Cinnamon is a Linux desktop which provides advanced innovative features and a traditional user experience. The desktop layout is similar to Gnome 2. The underlying technology is forked from Gnome Shell. The emphasis is put on making users feel at home and providing them with an easy to use and comfortable desktop experience.
Install Arch User Repository.AUR from the
You will probably want to install alsoAUR and AUR.
At last you have to add this to your
exec ck-launch-session gnome-session-cinnamon
Cinnamon is quite easy to configure - a lot of the configuration that most people will want can be done graphically. Its usability can be customized with applets and extensions, and also it supports theming.
Configuring cinnamon is simple. Run any of the following commands:
cinnamon-settings cinnamon-settings panel cinnamon-settings calendar cinnamon-settings themes cinnamon-settings applets cinnamon-settings windows cinnamon-settings fonts cinnamon-settings hotcorner
and so on.
The difference between an applet and an extension is that an applet is basically an addition to a panel, whereas an extension can completely change the cinnamon experience and can do much more than an applet.
There are quite a few packages in the AUR (AUR package search for cinnamon). The process described here is a generic installation process.

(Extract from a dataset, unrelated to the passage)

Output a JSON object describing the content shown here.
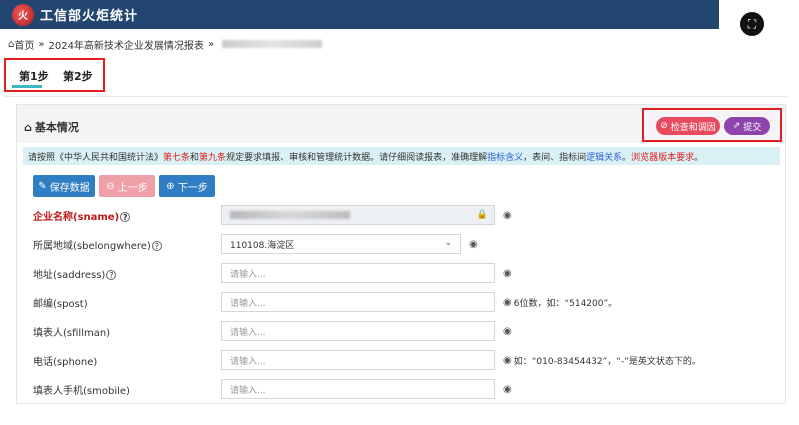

Installing applets in cinnamon is relatively easy. First visit Cinnamon Applets to see all of the current applets. Download and extract the zip file for the desired applet, and extract to /.local/share/cinnamon/applets/ or /usr/share/cinnamon/applets Then run
to bring up the graphical applets manager.
The process is analogous for extensions, with the only difference being that directories titled "applets" can be changed to "extensions".
Creating Custom Applets/Themes
The official tutorial from Clement Lefebvre on creating an applet can be found here.
The official tutorial from Clement Lefebvre on creating a custom theme can be found here.